Buying a used car is often the ideal choice for car buyers with limited budgets. When compared to buying new, not only are most used cars priced significantly lower, but these vehicles hold their value significantly better and will often require you to pay less in insurance and taxes.


Of course, buying a used car does you no good if you end up with something a little less than reliable. To help you avoid this, you may want to consider the following points:


The Reliability of the Vehicle

Admittedly, when you are buying a used car it can be next to impossible to guarantee reliability. Regardless of how thoroughly you inspect the vehicle or how many vehicle history reports you have access to, you can never be completely guaranteed that you are purchasing a car that is headache free.


This, however, does not mean that you are unable to make some pretty good guesses based on the history of the vehicle’s reliably. Both and  offer some quick insights into a specific model’s history of reliability. By using these tools to compare models, you will be able to avoid models that are notorious for letting people down.


The Vehicle Depreciation Rate

Did you know that the average new car loses between 40 to 60 percent of its value within the first three years of purchase? For example, the average depreciation on a $30,500 vehicle leaves somewhere around $17,500 after three years.


Now compare that to later model vehicles, which on average only lose about twenty percent of their value in years four, five and six. For example, if you waited three years to buy the $30,500 car we referenced above, you could probably purchase it for somewhere around $16,000. Then over the next three years, the vehicle would depreciate at around a 20% rate, meaning you would only lose about $3,500 – which is significantly less than the $17,500 loss in the example above.


However, it is important to keep in mind that not all vehicles depreciate at the same rate. In fact according to MSN, the 2004 BMW 3-Series held its value surprisingly well – only losing about 25% of its value after the initial 36 months. So when deciding on which used car to buy, make sure you research the vehicle’s history of depreciation. This will offer some insight on how much value you will lose down the road.


Don’t Get Taken by the Dealer

Worried that your next trip to the car dealership will result in the purchase of a car you cannot afford – or worse – one that you really did not want.
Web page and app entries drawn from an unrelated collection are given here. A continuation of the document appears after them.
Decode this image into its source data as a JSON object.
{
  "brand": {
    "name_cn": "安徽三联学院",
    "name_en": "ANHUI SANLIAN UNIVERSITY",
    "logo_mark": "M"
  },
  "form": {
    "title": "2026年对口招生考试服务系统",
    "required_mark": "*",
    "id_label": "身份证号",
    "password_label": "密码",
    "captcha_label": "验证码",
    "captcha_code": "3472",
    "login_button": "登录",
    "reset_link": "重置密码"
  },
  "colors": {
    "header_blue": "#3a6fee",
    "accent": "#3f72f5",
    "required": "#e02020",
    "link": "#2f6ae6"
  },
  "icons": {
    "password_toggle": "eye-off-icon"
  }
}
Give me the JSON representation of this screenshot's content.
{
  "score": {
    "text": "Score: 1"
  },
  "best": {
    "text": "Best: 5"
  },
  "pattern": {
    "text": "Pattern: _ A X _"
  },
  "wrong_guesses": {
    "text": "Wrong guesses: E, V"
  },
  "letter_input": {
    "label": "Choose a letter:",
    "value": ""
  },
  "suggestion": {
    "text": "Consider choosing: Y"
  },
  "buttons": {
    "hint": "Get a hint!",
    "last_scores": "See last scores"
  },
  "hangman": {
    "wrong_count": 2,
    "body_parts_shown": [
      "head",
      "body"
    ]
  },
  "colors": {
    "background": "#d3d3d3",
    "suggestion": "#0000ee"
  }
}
The following list offers advice on navigating the car dealership.


Take your time and beware of the limited time offer:

Car sales representatives want you to buy that day. Statistics tell them that if they let you walk off the lot without making a purchase, you probably won’t be back. With this in mind, they try to entice you with “Can’t Be Beat,” “Buy Today” promotions.


  • The Tactic: To get you to buy the same day, the dealer will offer a myriad of confusing and hard to understand promotions. They will tell you that if you walk off their lot, the deal they are offering will expire.


  • How to avoid: It is important to take note that the sales representative is probably not lying. When they tell you a certain vehicle has limited stock or that a promotion is soon to expire, chances are they are telling the truth. However, what the dealer does not tell you is that when the promotion expires, another one will take its place.


Look at more than one car and avoid tunnel vision:

It’s called tunnel vision, and dealers love it. Their goal is to get you focused on one car and one car only. This limits your questions and concerns, meaning you are more willing to buy the same day.


  • The Tactic: When you walk on the lot, the car sales representative will immediately begin with a list of questions. They’ll ask seemingly innocent things such as, “What kind of car do you want,” and “how much can you afford?” Before you know it, you are standing in front of one vehicle, and they are forcing you to take it for a test drive.
  • How to avoid: Don’t rely on the dealer to be your guide. Instead, do a little homework before going to the lot. When the dealer does approach you, you will be in control and can direct them to the cars you are considering.


It is a car buyer’s market. So if you ever feel that the dealer is being too pushy, or you are uncomfortable with their sales approach, simply walk away.